Available data:
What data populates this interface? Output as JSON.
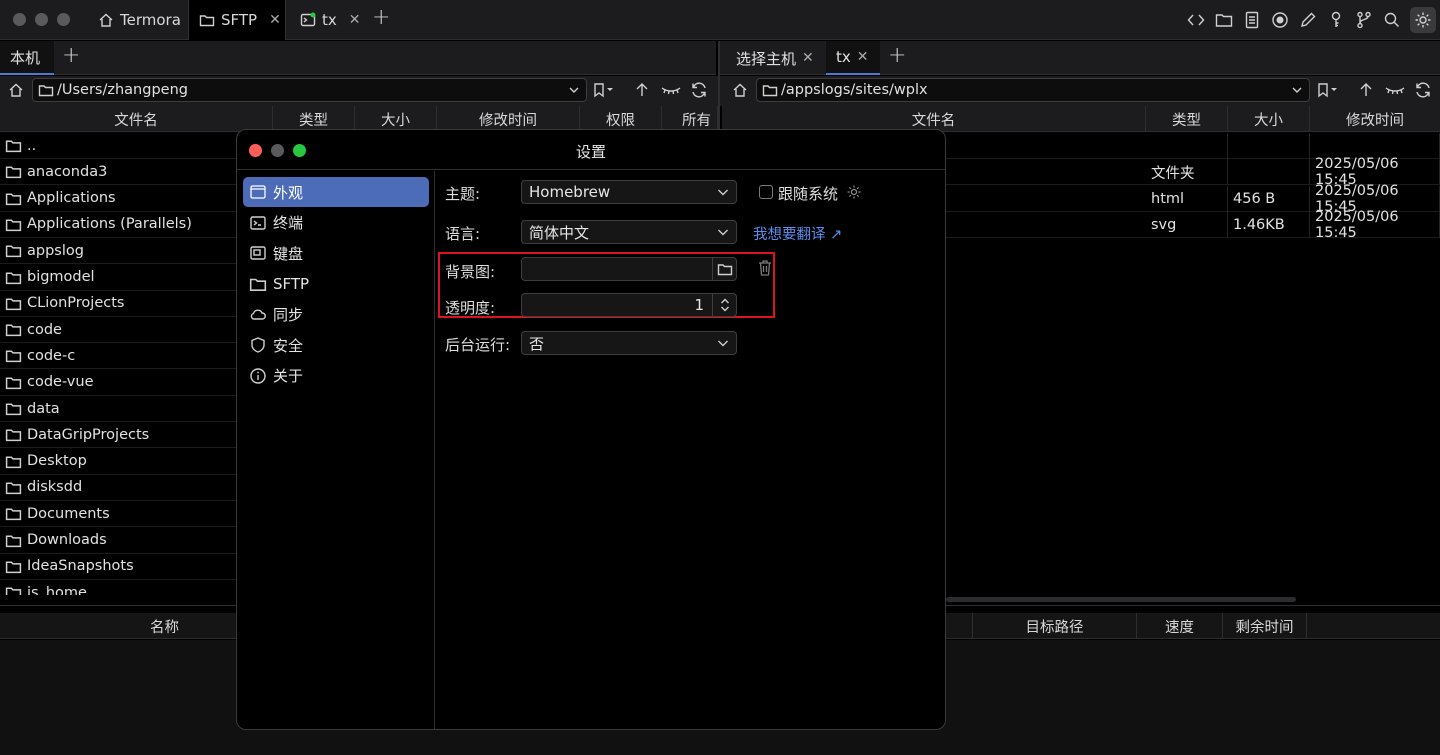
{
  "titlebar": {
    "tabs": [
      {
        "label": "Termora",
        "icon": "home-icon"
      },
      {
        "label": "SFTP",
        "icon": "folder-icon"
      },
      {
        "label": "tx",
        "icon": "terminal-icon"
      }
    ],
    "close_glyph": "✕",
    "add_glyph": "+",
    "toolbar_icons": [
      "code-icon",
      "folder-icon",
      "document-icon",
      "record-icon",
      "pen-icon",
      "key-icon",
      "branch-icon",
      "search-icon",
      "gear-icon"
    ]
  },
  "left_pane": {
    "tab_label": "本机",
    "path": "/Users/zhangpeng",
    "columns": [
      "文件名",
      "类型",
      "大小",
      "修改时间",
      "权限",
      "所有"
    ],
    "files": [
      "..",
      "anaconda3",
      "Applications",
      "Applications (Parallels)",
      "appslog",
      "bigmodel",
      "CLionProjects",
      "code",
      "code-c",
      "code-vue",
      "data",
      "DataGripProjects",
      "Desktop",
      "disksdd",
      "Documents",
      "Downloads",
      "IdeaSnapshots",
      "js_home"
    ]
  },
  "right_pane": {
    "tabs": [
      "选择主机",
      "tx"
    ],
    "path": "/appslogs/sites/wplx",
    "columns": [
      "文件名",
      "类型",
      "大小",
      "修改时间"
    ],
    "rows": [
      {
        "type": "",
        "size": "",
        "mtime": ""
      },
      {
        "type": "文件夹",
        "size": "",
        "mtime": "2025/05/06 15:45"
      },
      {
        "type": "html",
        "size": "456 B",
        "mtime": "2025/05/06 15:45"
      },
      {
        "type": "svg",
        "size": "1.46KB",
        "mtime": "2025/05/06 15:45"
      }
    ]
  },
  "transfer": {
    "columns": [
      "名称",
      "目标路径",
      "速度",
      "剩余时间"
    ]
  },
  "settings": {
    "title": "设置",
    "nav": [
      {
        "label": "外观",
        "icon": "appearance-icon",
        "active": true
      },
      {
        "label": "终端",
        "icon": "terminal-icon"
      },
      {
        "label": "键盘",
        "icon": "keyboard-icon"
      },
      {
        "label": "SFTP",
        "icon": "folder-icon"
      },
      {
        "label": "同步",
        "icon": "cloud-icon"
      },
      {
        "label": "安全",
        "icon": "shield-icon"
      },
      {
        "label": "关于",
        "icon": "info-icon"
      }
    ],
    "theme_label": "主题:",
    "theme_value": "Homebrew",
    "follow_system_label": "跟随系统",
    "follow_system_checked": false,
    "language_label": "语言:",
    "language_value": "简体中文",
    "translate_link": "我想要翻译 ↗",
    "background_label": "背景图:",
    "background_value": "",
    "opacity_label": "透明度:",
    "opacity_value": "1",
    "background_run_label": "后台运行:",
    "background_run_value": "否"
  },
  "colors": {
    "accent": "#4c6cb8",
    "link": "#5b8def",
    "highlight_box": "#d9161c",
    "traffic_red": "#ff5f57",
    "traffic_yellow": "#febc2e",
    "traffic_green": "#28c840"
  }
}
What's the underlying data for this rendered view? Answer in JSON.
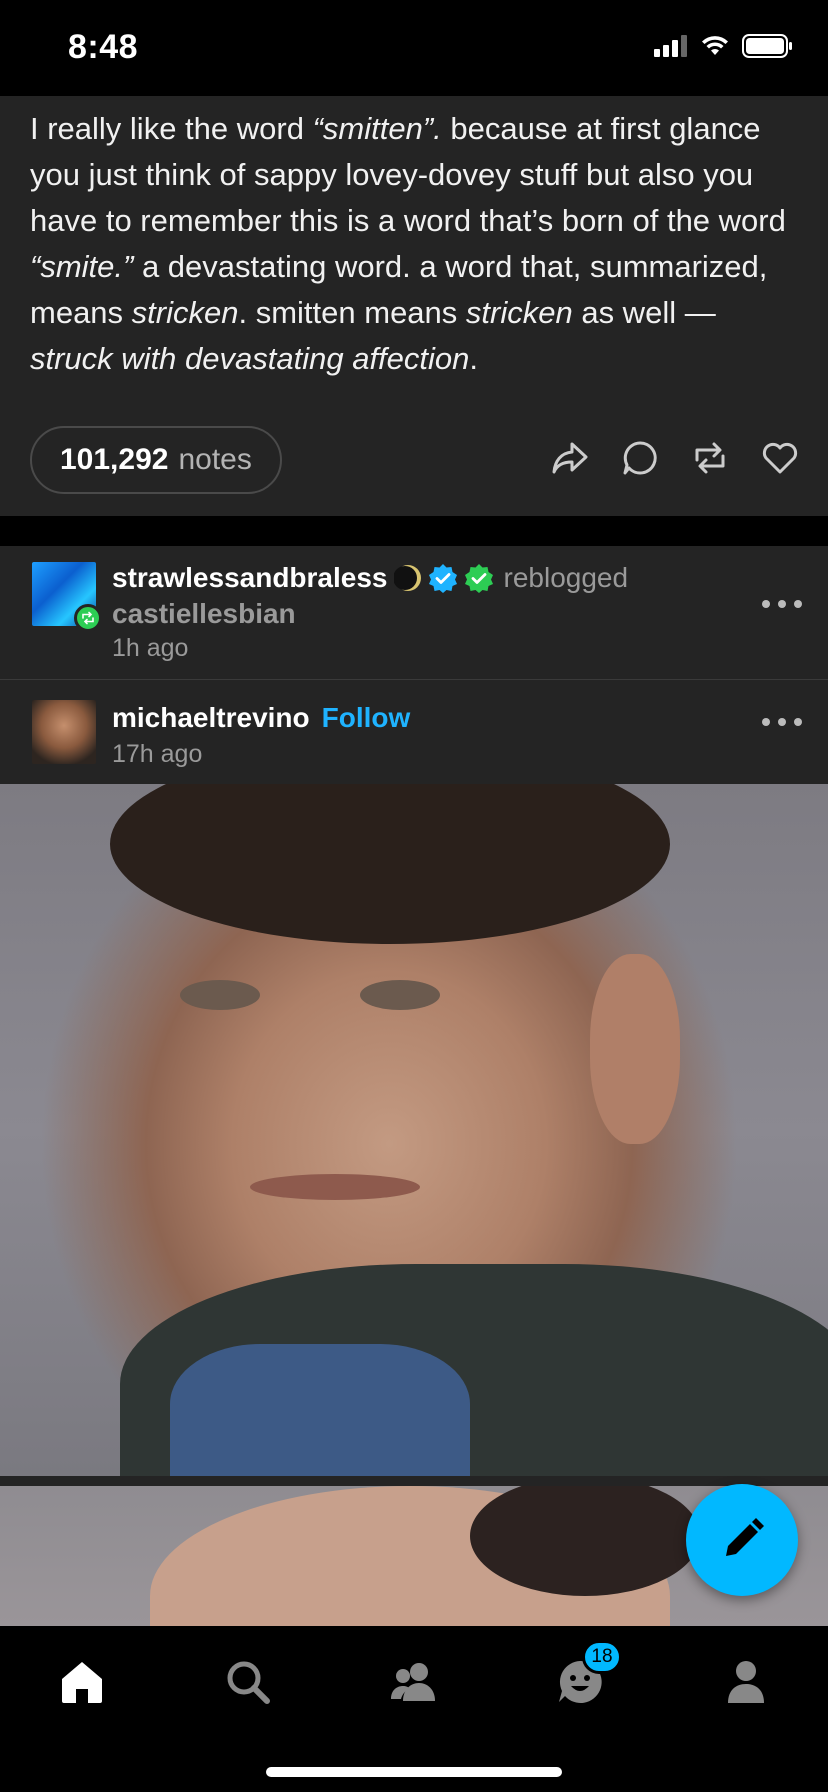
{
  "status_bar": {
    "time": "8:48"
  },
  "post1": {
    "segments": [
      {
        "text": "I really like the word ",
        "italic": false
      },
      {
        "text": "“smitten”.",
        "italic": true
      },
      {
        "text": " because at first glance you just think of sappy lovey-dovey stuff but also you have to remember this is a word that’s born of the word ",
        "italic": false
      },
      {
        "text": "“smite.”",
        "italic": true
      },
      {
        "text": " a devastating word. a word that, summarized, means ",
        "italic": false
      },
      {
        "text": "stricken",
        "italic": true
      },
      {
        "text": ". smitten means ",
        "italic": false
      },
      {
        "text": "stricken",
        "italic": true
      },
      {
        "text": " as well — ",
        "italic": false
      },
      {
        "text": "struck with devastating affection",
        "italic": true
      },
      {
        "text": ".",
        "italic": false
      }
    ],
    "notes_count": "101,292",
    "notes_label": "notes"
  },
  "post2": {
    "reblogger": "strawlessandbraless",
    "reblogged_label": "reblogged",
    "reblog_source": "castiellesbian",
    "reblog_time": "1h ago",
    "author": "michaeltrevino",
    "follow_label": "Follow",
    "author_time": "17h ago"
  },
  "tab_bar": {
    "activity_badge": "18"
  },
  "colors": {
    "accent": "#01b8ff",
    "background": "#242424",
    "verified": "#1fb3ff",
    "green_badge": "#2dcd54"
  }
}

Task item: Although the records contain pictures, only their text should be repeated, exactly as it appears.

Response area:
What data populates this interface? Output as JSON.
{
  "titlebar": {
    "tabs": [
      {
        "label": "Termora",
        "icon": "home-icon"
      },
      {
        "label": "SFTP",
        "icon": "folder-icon"
      },
      {
        "label": "tx",
        "icon": "terminal-icon"
      }
    ],
    "close_glyph": "✕",
    "add_glyph": "+",
    "toolbar_icons": [
      "code-icon",
      "folder-icon",
      "document-icon",
      "record-icon",
      "pen-icon",
      "key-icon",
      "branch-icon",
      "search-icon",
      "gear-icon"
    ]
  },
  "left_pane": {
    "tab_label": "本机",
    "path": "/Users/zhangpeng",
    "columns": [
      "文件名",
      "类型",
      "大小",
      "修改时间",
      "权限",
      "所有"
    ],
    "files": [
      "..",
      "anaconda3",
      "Applications",
      "Applications (Parallels)",
      "appslog",
      "bigmodel",
      "CLionProjects",
      "code",
      "code-c",
      "code-vue",
      "data",
      "DataGripProjects",
      "Desktop",
      "disksdd",
      "Documents",
      "Downloads",
      "IdeaSnapshots",
      "js_home"
    ]
  },
  "right_pane": {
    "tabs": [
      "选择主机",
      "tx"
    ],
    "path": "/appslogs/sites/wplx",
    "columns": [
      "文件名",
      "类型",
      "大小",
      "修改时间"
    ],
    "rows": [
      {
        "type": "",
        "size": "",
        "mtime": ""
      },
      {
        "type": "文件夹",
        "size": "",
        "mtime": "2025/05/06 15:45"
      },
      {
        "type": "html",
        "size": "456 B",
        "mtime": "2025/05/06 15:45"
      },
      {
        "type": "svg",
        "size": "1.46KB",
        "mtime": "2025/05/06 15:45"
      }
    ]
  },
  "transfer": {
    "columns": [
      "名称",
      "目标路径",
      "速度",
      "剩余时间"
    ]
  },
  "settings": {
    "title": "设置",
    "nav": [
      {
        "label": "外观",
        "icon": "appearance-icon",
        "active": true
      },
      {
        "label": "终端",
        "icon": "terminal-icon"
      },
      {
        "label": "键盘",
        "icon": "keyboard-icon"
      },
      {
        "label": "SFTP",
        "icon": "folder-icon"
      },
      {
        "label": "同步",
        "icon": "cloud-icon"
      },
      {
        "label": "安全",
        "icon": "shield-icon"
      },
      {
        "label": "关于",
        "icon": "info-icon"
      }
    ],
    "theme_label": "主题:",
    "theme_value": "Homebrew",
    "follow_system_label": "跟随系统",
    "follow_system_checked": false,
    "language_label": "语言:",
    "language_value": "简体中文",
    "translate_link": "我想要翻译 ↗",
    "background_label": "背景图:",
    "background_value": "",
    "opacity_label": "透明度:",
    "opacity_value": "1",
    "background_run_label": "后台运行:",
    "background_run_value": "否"
  },
  "colors": {
    "accent": "#4c6cb8",
    "link": "#5b8def",
    "highlight_box": "#d9161c",
    "traffic_red": "#ff5f57",
    "traffic_yellow": "#febc2e",
    "traffic_green": "#28c840"
  }
}
What's the underlying data for this rendered view? Answer in JSON.
{
  "status_bar": {
    "time": "8:48"
  },
  "post1": {
    "segments": [
      {
        "text": "I really like the word ",
        "italic": false
      },
      {
        "text": "“smitten”.",
        "italic": true
      },
      {
        "text": " because at first glance you just think of sappy lovey-dovey stuff but also you have to remember this is a word that’s born of the word ",
        "italic": false
      },
      {
        "text": "“smite.”",
        "italic": true
      },
      {
        "text": " a devastating word. a word that, summarized, means ",
        "italic": false
      },
      {
        "text": "stricken",
        "italic": true
      },
      {
        "text": ". smitten means ",
        "italic": false
      },
      {
        "text": "stricken",
        "italic": true
      },
      {
        "text": " as well — ",
        "italic": false
      },
      {
        "text": "struck with devastating affection",
        "italic": true
      },
      {
        "text": ".",
        "italic": false
      }
    ],
    "notes_count": "101,292",
    "notes_label": "notes"
  },
  "post2": {
    "reblogger": "strawlessandbraless",
    "reblogged_label": "reblogged",
    "reblog_source": "castiellesbian",
    "reblog_time": "1h ago",
    "author": "michaeltrevino",
    "follow_label": "Follow",
    "author_time": "17h ago"
  },
  "tab_bar": {
    "activity_badge": "18"
  },
  "colors": {
    "accent": "#01b8ff",
    "background": "#242424",
    "verified": "#1fb3ff",
    "green_badge": "#2dcd54"
  }
}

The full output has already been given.